Good and admirable dog breeders of full blooded dogs breed dogs for one reason; to better the breed. They breed only the dogs that resemble the breed standard in size and personality to produce puppies that will make the breed stronger. These types of breeders are not the types who breed dogs for the cutesy names and the income. They breed them for the love of the breed.
Just be aware of what you are buying. The high priced “designer breeds” are no different than any other dog found in a shelter. And besides, when you rescue a dog from a shelter, that is really what you are doing; rescuing it, even if it is a “No Kill” shelter. When you pay the inflated prices simply because a breeder has given a mixed breed dog a cute name, the practice is only recognized and encouraged that much more. Instead, support a shelter and help out a dog in need. Go to a local shelter if you’re looking for a mixed breed dog. You may even find full blooded dogs there as well, if that’s what you are going for.

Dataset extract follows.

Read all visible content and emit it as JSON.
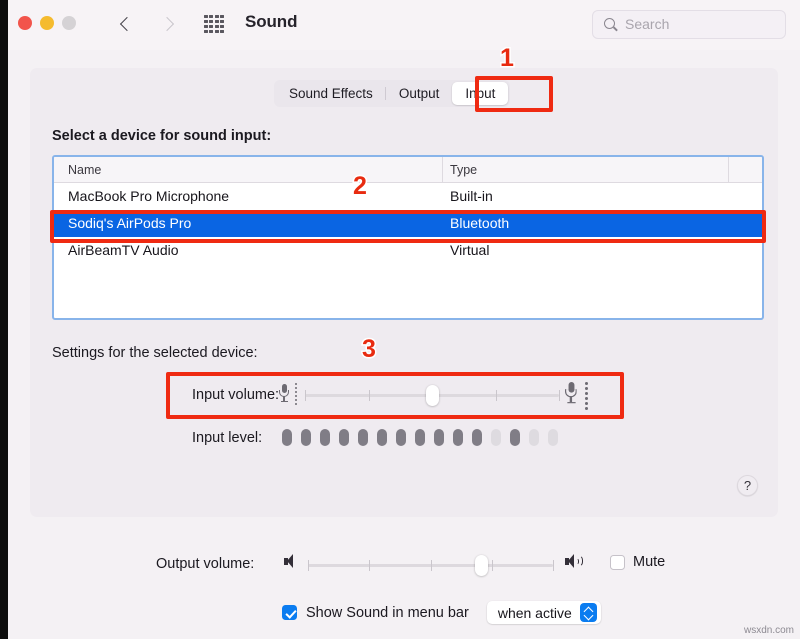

My message is simple. The “Designer Dog Breed” fad has gotten out of control. There are too many dogs sitting in shelters that are in need of homes without these mixed breeds being produced and sold to unknowing buyers. Buying a full blooded dog, you pretty much know what you are getting into as far as size, personality, trainability, etc. If we go mixing in other breeds, we have no idea what we are going for. If you are into that sort of element of surprise, just adopt from a shelter and put what money you would have spent on a designer breed toward more stuff and care for your new saved puppy or dog.

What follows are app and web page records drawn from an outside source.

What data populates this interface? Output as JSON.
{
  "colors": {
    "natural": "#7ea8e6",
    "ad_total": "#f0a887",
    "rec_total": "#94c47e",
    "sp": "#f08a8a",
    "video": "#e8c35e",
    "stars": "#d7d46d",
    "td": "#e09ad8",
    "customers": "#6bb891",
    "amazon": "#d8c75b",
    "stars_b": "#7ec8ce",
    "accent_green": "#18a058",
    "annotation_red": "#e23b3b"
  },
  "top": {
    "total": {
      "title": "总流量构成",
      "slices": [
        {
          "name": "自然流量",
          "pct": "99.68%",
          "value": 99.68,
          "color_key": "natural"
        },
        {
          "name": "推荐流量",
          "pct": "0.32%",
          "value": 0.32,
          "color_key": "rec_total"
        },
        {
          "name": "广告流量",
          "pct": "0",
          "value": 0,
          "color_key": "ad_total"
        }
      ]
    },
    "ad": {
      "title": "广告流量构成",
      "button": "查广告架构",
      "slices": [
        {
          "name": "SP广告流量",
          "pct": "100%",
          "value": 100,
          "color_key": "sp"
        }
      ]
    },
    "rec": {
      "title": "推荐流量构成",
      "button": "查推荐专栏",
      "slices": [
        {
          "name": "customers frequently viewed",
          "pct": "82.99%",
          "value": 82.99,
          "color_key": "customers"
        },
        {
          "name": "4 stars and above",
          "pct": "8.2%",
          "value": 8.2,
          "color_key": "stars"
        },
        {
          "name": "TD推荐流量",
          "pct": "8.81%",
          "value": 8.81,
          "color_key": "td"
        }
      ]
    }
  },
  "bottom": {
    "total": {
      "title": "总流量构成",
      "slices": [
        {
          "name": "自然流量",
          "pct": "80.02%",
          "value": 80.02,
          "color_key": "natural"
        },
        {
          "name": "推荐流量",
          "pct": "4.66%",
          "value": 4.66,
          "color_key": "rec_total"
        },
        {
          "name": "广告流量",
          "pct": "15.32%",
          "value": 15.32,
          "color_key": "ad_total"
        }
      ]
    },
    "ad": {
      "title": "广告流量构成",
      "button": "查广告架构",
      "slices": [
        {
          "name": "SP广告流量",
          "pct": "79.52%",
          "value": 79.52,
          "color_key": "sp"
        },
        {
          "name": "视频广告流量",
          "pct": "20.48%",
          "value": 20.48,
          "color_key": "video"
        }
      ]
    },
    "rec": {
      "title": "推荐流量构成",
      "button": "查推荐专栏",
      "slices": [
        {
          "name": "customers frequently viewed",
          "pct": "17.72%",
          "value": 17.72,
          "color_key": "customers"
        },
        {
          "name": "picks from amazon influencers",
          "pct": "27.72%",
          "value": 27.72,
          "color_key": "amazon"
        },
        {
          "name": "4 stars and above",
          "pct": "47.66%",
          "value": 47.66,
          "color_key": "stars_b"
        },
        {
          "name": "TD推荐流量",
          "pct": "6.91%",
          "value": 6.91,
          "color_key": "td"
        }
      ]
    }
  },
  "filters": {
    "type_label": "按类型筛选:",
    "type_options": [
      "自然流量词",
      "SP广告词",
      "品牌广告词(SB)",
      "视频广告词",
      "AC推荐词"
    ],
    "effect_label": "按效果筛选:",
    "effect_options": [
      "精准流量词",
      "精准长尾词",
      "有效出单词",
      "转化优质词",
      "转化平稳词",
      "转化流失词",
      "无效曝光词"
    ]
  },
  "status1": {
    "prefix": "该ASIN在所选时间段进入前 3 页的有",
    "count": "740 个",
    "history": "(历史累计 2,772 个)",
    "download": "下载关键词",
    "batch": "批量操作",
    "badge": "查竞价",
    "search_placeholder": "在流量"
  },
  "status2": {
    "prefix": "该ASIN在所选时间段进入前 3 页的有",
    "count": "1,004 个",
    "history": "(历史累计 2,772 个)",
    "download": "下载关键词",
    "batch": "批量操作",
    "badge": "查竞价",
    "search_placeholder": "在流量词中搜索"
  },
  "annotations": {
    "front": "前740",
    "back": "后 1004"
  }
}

So just think about that. Think about what you really want and where you really want your money to go. Spend it all on a Puggle because it’s got a cute name, or spend a fraction of it and save a sweet little pug-beagle mix at the local shelter and get him lots of extra goodies and all the vet care he can handle and give yourself peace of mind for helping a shelter instead of supporting this frowned upon act of mixing dogs for profit.
Do your research before buying any pet! Never forget that the shelters are there and they are always full of pets needing homes! We all know dogs make great pets, right? It doesn’t matter if they are full blooded or mixed breed. Love your dog no matter what it is, but don’t expect a pup sold as a “designer breed” to be the most perfect dog on earth as your breeder may have told you. After all, they are the ones selling you the pup. That says a lot in itself.